Ready for tricky math? 
Fig. 16 of TAS section 4.8 Ramps (shown below), shows how long a ramp must be between landings.  Also 4.8.3 tells you that a ramp that is 30ft or more shall be 44" wide. 
So if I have a 1:12 ramp and it is 30' long, and I have a landing, and then I continue up to another ramp that is 10' long, do I now have two ramps that can be 36" wide each because they are less than 30 ft. long, or is it considered on long ramp interrupted by landings and has to be 44" wide?
The answer is: A ramp run with a middle landing with another ramp run = one ramp. Therefore if the total length of the ramp (including the landing) is over 30', then the width shall be 44" wide.          
Fig 16
Handrail Extensions
TAS 4.8.5(2) states " If handrails are not continuous, they shall extend at least 12" beyond the top and bottom of the ramp segment and shall be parallel with the floor or ground surface."
When it occurs in a walkway within a path of travel, and the extension may become a hazard, there is a tendency to want to turn the extended handrail 90 degress in the direction of travel.
TDLR's ruling on this is that a ramp's handrails must extend horizontally for 12 inches minimum beyond the top and bottom of the ramp segment to comply with Texas Accessibility Standard (TAS) 4.8.5. This requirement is consistent with federal (ADA) requirements.

It is important to note that the purpose for the handrail extensions is so
that a person can steady him/herself before walking on the sloped surface.

It is unacceptable, therefore, to turn the handrail 90 degrees (or any
angle) before it has extended 12" horizontally beyond the top and bottom of the ramp.

Please note handrails do not violate the protruding object requirements of  TAS 4.4 when the leading edge is at or below 27" which is achieved through the design of the handrail. See the example provided in TAS 4.8.5, Figure 17.        

 Fig 17

Inspector's Corner

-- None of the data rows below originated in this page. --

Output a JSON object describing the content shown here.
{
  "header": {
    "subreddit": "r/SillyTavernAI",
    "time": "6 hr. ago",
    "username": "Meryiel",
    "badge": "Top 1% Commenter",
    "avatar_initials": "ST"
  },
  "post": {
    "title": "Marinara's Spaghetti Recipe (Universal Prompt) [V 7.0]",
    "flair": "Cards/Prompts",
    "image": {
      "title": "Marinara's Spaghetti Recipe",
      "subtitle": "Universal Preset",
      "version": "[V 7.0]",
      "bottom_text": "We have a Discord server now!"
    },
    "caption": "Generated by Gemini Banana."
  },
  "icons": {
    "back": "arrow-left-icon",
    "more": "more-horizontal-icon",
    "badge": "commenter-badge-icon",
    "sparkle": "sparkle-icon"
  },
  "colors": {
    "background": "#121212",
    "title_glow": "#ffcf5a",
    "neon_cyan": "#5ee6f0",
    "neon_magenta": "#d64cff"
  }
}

The length of a roll in shower should be 60" min.  What if a fixed seat or even a built-in bench is provided inside the shower?  The bench in this example is shortening the length of the shower, so it no longer is the required 60" minimum.  Therefore if you will provide a fixed seat, make sure you provide it beyond the 60" required length.roll in shower


If you have any questions on these or any other topics relating to accessibilty, feel free to contact me anytime.
Marcela Abadi Rhoads, RAS #240
Abadi Accessibility
214. 403.8714